After a short walk around the iceberg, we could hear the first calls of Emperors. And soon we saw them as well. The colony is estimated to have around 10.000 adults, but a far smaller number was present this time. The chicks, born in July, were large enough now to stay warm by themselves and were only accompanied by a few adults. The other adults were out at sea finding food for them. Every now and then small groups would arrive at the colony with food for the chicks.
It was awesome to sit down and watch all their behaviour: chicks calling for their parents, small fights between chicks and adults, chicks running around and sometimes curious individuals who would approach us to see what those strange things were that suddenly showed up at their place.
We estimated that less as 2000 people have ever seen this colony, Even though this is the most visited Emperor Penguin colony, very few ships try to reach it. The past years only Oceanwide’s Ortelius has tried, with the only successful attempt in 2013 and before that, the Kapitan Klebnikov has tried it for several years.

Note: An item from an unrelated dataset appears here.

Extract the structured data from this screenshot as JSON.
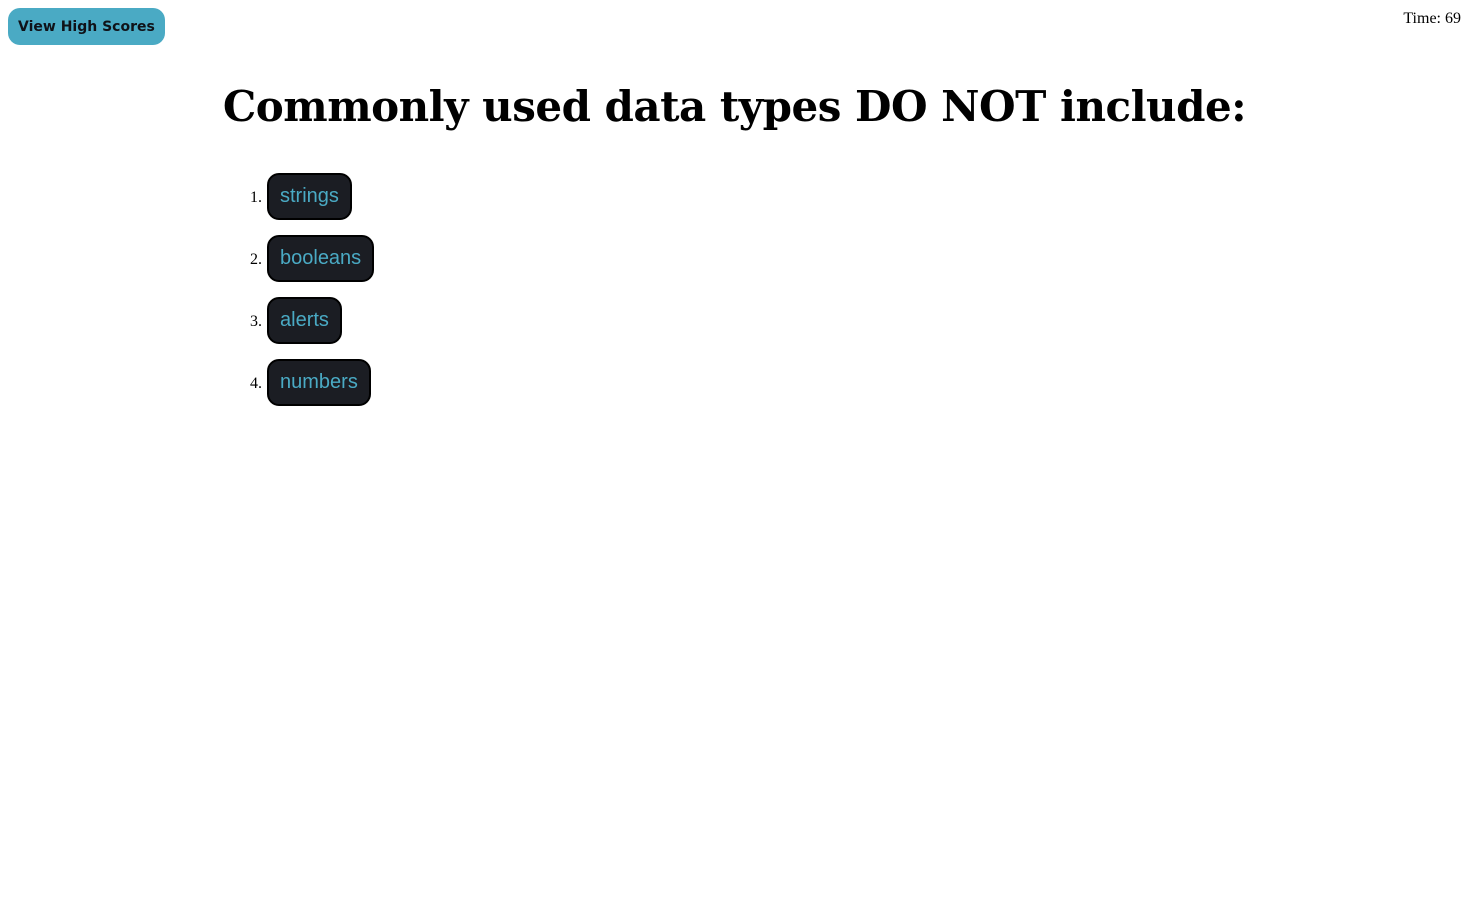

But it is likely that less as 10 ships have ever seen this colony. A really special feeling to be part of that select group and to see the ultimate Antarctic bird.
More posts about this trip:
A Daring trip – about the goal of the Weddell Sea trip
Third time lucky – about finding the colony and good ice conditions, finally
Otherworldly – about landing on the sea ice
BBF – about two Emperor Penguin chicks